“Our study was premised on the hypothesis that canakinumab could safely reduce time to recovery in patients with COVID-19 marked by myocardial injury and increased inflammation,” Dr. Cremer explains.
Essentials of the investigation
The Three C Study was an investigator-initiated proof-of-concept trial conducted at five hospitals in the Cleveland Clinic health system to assess for an early efficacy signal. Its cohort consisted of 45 patients hospitalized with COVID-19 who met the requirements of evidence of myocardial injury (i.e., troponin above the 99th percentile upper reference limit) and a C-reactive protein concentration above 50 mg/L.
Patients were randomized in a double-blind manner to a single intravenous infusion of one of the following, using 1:1:1 allocation:
- 300 mg of canakinumab
- 600 mg of canakinumab

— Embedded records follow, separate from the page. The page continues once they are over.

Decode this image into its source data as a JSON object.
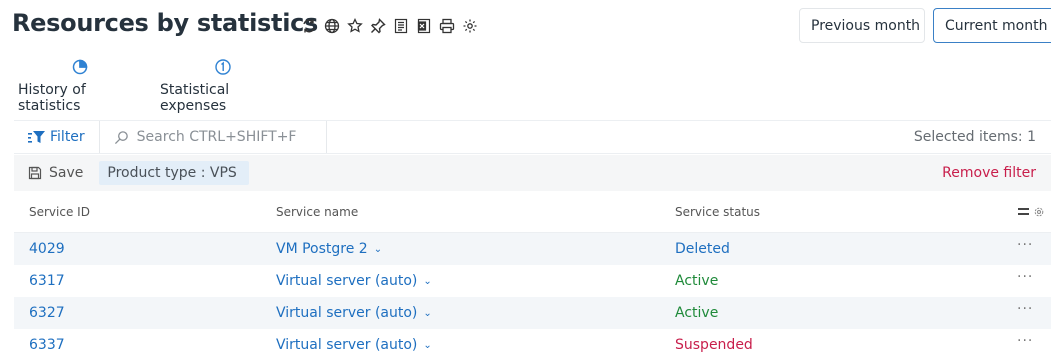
{
  "page": {
    "title": "Resources by statistics",
    "toolbar_icons": [
      "refresh-icon",
      "globe-icon",
      "star-icon",
      "pin-icon",
      "report-icon",
      "excel-export-icon",
      "print-icon",
      "settings-icon"
    ]
  },
  "period": {
    "previous_label": "Previous month",
    "current_label": "Current month"
  },
  "tabs": [
    {
      "label": "History of statistics",
      "icon": "pie-chart-icon"
    },
    {
      "label": "Statistical expenses",
      "icon": "number-one-icon"
    }
  ],
  "filter": {
    "button_label": "Filter",
    "search_placeholder": "Search CTRL+SHIFT+F",
    "selected_label": "Selected items: 1",
    "save_label": "Save",
    "active_chip": "Product type : VPS",
    "remove_label": "Remove filter"
  },
  "table": {
    "columns": [
      "Service ID",
      "Service name",
      "Service status"
    ],
    "rows": [
      {
        "id": "4029",
        "name": "VM Postgre 2",
        "status": "Deleted"
      },
      {
        "id": "6317",
        "name": "Virtual server (auto)",
        "status": "Active"
      },
      {
        "id": "6327",
        "name": "Virtual server (auto)",
        "status": "Active"
      },
      {
        "id": "6337",
        "name": "Virtual server (auto)",
        "status": "Suspended"
      }
    ],
    "row_menu": "···"
  },
  "colors": {
    "accent": "#1e6fc0",
    "active": "#1f8a3a",
    "danger": "#c81e4b"
  }
}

The primary endpoint was time to clinical improvement on day 14 after infusion, defined as either improvement by two or more points on a seven-point scale or discharge from the hospital. Mortality at day 28 was the secondary endpoint, with clinical improvement or discharge at day 28 serving as an exploratory endpoint.
Results were as follows:
- There was no significant difference in time to clinical improvement by day 14 between either of the canakinumab groups and the placebo group.
- At day 28, mortality was 18.8% in the placebo group, 21.4% in the low-dose (300 mg) canakinumab group and 6.7% in the high-dose (600 mg) canakinumab group.
- At day 28, rates of clinical improvement or discharge were 68.8% in the placebo group, 78.6% in the low-dose canakinumab group and 93.3% in the high-dose canakinumab group.
- No treatment-related deaths occurred, and rates of adverse events were comparable among the groups.
Interpretation and implications
Although the study did not meet its primary efficacy endpoint, the authors note that the similar 14-day outcomes across all study arms may be related in part to the fact that none of the 10 patients who were intubated at baseline (22.2% of the cohort) showed clinical improvement within that time window.
“In this regard, our results align with those of other therapeutic studies among hospitalized COVID-19 patients,” Dr. Cremer observes. “Patients with COVID-19 and myocardial injury may simply be unlikely to show clinical improvement at two weeks, particularly if they require mechanical ventilation at baseline. Yet the numeric benefits we observed at 28 days with 600 mg of canakinumab — in terms of mortality and rates of clinical improvement — argue for larger investigations that use this higher dose and evaluate efficacy at 28 days. Given canakinumab’s linear dose-dependent pharmacokinetics and the absence of a safety signal with the 600-mg infusion, focusing on higher doses makes sense.”
The authors acknowledge the limitations of their study’s small size but note that randomized controlled trials have been in desperately short supply in the treatment of patients hospitalized with COVID-19. “Well-designed hypothesis-generating studies are needed, particularly for these high-risk, critically ill patients with myocardial injury and high levels of systemic inflammation,” says Dr. Menon.
“We hope these findings may lead the way to improved outcomes from better-refined anti-inflammatory treatment strategies in future trials,” Dr. Cremer concludes.
The study was funded by an investigator-initiated grant from Novartis.